It has been fifteen years to the day since one of the greatest filmmakers to ever walk the planet unfortunately departed from it. Stanley Kubrick, who demonstrated his impeccable storytelling abilities in films like 2001: A Space Odyssey, A Clockwork Orange, The Shining, and many others, died on this day back in 1999, and what better way to acknowledge the empty place the legendary auteur left in the cinematic world after his death than with a celebration of how he managed to give his films such presence during his life. Continue on to watch a video tribute to the late director that shines a light on his brilliant signature themes and cinematic techniques.
Quite honestly, we could talk about Kubrick's genius all day, from his sensibilities as a writer to his demand for perfection as a director. However, what he's really known for, at least to the general movie-goer, as well as his dedicated fans, are the incredible techniques he used in his cinematography. His visual style is recognized the world over -- inspiring generations of filmmakers to take risks in composition and staging, pushing the boundaries of the art form.
Kubrick uses several cinematic techniques in his films, including his one-point perspective shots that lean on symmetry and vanishing graphic vectors to give them their aesthetic edge. Check out this excellent video shared by Slate, which offers a selection of his most famous ones.
This video tribute, created by Alexandre Gasulla, compiles footage from Kubrick's films and demonstrates just how remarkable the artistry of the director really was. On a technical level, we see his hallmarks, like his use of extreme camera angles and close-ups, long tracking shots, and wide-angle lenses. But the way Kubrick manages to make these techniques work on an emotional level, however, is what makes him a master filmmaker.
We see how he captured the utter torment of his characters with close-ups, like in Alex's aversion therapy scene in A Clockwork Orange, their almost mindless and animalistic determination with long tracking shots, like when an axe-wielding Jack Torrance trudges through the snow in The Shining, and the madness of the general Kubrick universe with wide-angle shots.
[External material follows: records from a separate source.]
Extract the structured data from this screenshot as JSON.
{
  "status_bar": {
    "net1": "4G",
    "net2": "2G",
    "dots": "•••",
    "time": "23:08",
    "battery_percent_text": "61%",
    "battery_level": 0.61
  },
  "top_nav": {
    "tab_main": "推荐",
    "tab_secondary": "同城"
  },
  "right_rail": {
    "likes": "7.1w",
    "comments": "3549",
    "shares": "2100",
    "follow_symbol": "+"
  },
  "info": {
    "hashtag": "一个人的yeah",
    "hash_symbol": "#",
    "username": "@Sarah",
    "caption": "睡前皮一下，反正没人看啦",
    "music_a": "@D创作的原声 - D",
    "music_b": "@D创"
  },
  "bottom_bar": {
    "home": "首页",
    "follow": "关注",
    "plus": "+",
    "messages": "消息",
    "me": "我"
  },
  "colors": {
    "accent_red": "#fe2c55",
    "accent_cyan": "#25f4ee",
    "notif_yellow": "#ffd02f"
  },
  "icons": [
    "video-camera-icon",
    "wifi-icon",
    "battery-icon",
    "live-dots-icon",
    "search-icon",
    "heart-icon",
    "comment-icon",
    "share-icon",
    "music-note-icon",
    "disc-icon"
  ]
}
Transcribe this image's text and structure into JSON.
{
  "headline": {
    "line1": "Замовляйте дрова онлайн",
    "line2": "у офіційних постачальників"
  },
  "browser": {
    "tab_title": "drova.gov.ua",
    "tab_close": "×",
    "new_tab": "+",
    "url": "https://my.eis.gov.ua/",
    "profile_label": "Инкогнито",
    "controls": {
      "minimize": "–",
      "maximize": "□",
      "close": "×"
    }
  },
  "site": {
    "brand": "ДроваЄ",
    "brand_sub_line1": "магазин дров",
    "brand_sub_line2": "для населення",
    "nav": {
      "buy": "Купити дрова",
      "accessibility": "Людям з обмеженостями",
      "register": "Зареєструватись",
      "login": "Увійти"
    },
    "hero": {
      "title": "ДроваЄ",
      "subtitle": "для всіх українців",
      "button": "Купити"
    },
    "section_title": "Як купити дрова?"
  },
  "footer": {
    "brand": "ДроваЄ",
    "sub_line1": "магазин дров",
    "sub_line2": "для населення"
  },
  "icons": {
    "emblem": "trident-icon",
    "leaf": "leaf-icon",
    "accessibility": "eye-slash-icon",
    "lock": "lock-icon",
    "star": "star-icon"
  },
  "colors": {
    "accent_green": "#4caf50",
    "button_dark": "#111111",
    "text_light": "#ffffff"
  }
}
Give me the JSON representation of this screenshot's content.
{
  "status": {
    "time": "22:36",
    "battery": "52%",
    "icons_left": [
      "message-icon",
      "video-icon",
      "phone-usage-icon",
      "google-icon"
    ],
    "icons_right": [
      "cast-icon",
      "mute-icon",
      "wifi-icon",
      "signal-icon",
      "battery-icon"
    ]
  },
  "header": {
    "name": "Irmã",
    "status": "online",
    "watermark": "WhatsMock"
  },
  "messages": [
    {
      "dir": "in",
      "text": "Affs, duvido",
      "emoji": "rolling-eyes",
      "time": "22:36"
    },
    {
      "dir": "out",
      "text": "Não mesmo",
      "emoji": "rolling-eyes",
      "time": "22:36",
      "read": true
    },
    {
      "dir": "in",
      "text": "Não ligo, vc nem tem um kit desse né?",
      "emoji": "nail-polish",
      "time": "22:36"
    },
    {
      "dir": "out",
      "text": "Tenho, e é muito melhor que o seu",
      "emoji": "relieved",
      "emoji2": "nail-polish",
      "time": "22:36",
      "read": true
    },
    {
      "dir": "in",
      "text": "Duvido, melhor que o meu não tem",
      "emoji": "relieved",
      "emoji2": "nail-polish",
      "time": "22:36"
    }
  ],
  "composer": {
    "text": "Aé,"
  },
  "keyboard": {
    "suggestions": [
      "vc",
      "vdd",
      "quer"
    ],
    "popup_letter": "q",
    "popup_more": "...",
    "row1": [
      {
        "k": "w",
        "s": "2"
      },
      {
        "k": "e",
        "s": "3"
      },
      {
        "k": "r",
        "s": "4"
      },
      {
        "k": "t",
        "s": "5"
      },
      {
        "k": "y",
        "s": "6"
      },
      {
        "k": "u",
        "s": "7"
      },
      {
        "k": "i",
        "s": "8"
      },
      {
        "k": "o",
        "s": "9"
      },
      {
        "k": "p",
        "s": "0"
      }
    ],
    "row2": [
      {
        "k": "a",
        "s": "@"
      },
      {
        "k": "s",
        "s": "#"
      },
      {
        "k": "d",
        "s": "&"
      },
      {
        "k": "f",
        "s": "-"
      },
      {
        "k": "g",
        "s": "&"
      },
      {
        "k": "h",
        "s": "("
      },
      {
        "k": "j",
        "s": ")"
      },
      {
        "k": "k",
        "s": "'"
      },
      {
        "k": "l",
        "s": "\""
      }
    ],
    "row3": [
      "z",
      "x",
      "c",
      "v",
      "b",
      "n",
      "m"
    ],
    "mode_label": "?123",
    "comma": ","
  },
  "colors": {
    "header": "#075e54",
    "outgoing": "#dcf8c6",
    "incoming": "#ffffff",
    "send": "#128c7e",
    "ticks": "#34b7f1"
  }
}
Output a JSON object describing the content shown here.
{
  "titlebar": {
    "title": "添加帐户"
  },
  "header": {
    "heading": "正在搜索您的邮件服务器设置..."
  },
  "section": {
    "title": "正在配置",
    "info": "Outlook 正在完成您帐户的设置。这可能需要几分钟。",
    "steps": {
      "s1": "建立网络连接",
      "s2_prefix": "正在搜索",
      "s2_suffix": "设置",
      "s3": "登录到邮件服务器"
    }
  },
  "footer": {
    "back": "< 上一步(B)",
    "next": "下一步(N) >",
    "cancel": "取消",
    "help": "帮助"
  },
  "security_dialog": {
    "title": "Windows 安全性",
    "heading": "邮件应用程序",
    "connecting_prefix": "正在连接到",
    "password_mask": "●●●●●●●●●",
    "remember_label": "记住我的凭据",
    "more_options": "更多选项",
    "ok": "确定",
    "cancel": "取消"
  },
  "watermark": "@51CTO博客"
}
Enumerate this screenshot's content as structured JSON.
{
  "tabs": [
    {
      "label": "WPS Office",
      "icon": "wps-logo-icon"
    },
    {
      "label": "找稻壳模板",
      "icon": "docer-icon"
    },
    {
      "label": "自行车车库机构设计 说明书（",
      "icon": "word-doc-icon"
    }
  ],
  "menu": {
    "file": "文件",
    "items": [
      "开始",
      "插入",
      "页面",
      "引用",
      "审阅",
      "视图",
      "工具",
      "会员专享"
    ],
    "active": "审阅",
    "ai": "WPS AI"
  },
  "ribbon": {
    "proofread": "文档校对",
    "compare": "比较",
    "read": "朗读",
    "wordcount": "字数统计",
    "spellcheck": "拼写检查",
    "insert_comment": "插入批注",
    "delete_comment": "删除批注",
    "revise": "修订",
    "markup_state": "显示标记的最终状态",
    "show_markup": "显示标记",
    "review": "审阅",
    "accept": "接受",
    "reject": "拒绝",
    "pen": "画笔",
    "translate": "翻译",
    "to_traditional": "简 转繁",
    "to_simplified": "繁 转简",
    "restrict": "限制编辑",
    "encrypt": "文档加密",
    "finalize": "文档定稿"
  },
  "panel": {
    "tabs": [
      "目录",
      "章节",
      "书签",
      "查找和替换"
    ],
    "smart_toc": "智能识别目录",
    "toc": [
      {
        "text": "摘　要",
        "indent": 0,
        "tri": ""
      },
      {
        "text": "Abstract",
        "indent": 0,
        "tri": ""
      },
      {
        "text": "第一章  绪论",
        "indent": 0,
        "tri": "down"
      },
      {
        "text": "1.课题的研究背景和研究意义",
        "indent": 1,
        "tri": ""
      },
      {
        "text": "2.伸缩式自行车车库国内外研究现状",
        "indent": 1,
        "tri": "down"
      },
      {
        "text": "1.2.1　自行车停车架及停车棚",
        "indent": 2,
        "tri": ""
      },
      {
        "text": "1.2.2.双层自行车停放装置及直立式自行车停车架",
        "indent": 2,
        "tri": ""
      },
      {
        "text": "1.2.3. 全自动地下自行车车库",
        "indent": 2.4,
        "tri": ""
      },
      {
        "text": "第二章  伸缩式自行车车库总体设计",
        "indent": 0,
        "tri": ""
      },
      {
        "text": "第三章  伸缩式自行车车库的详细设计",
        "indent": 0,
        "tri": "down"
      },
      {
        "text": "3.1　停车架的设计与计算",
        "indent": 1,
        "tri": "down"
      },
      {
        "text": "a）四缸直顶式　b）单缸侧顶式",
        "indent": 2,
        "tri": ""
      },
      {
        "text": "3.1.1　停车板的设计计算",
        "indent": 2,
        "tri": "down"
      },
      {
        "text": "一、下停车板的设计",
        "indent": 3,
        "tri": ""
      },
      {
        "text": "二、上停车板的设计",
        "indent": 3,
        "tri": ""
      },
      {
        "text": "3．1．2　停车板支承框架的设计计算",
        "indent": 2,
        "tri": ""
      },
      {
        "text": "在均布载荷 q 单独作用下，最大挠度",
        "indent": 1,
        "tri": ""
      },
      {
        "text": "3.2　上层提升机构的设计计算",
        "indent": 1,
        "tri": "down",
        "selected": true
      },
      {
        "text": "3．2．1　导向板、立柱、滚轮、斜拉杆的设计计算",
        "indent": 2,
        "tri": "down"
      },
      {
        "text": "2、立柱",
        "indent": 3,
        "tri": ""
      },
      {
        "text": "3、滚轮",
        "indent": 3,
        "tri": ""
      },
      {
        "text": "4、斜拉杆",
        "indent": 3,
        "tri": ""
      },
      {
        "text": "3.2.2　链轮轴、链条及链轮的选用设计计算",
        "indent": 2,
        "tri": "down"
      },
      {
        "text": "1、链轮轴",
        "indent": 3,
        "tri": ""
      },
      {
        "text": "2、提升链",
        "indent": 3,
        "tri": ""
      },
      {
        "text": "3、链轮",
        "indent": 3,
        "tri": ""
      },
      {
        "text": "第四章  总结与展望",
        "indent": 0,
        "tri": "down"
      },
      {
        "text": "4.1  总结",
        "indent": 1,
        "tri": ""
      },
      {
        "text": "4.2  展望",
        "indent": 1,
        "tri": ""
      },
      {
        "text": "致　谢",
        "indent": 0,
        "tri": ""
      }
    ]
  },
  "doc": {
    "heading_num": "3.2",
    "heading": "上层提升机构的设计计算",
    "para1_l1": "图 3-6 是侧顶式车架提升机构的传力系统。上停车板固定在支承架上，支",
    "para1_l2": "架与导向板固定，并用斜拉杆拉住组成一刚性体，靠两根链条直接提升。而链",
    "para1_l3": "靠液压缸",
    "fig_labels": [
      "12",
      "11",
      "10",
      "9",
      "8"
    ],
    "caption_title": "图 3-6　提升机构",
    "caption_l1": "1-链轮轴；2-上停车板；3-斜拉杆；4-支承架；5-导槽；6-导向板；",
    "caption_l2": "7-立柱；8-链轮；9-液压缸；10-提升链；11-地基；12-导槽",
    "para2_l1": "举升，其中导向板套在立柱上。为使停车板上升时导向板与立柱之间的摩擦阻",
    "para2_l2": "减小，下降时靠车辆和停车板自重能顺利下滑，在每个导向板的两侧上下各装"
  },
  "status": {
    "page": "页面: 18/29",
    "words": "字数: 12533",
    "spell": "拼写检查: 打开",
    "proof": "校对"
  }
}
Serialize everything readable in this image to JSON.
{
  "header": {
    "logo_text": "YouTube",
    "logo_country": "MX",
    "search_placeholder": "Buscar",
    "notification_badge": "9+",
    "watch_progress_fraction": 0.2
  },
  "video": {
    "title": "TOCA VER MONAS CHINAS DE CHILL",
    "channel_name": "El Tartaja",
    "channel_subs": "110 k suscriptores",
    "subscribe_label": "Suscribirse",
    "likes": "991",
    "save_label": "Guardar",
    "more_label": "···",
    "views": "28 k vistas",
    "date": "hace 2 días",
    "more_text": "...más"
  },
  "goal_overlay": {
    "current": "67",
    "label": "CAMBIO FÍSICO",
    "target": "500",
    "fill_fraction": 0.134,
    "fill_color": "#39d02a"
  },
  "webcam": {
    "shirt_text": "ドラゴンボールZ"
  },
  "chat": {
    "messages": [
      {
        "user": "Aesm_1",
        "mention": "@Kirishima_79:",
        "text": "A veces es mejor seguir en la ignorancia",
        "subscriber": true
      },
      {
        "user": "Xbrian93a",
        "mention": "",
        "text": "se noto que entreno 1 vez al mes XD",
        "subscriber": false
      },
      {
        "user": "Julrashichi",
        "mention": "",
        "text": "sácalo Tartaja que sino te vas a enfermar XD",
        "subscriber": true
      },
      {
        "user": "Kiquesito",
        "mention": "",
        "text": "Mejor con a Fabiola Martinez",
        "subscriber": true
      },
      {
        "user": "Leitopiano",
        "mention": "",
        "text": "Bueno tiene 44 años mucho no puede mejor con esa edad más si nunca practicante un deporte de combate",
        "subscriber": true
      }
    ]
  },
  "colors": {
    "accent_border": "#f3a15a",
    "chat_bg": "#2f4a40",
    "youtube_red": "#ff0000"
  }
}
Check out Gasulla's video tribute below.
What are your favorite Kubrickian cinematic techniques? Feel free to share and/or expound upon the topic in the comments below.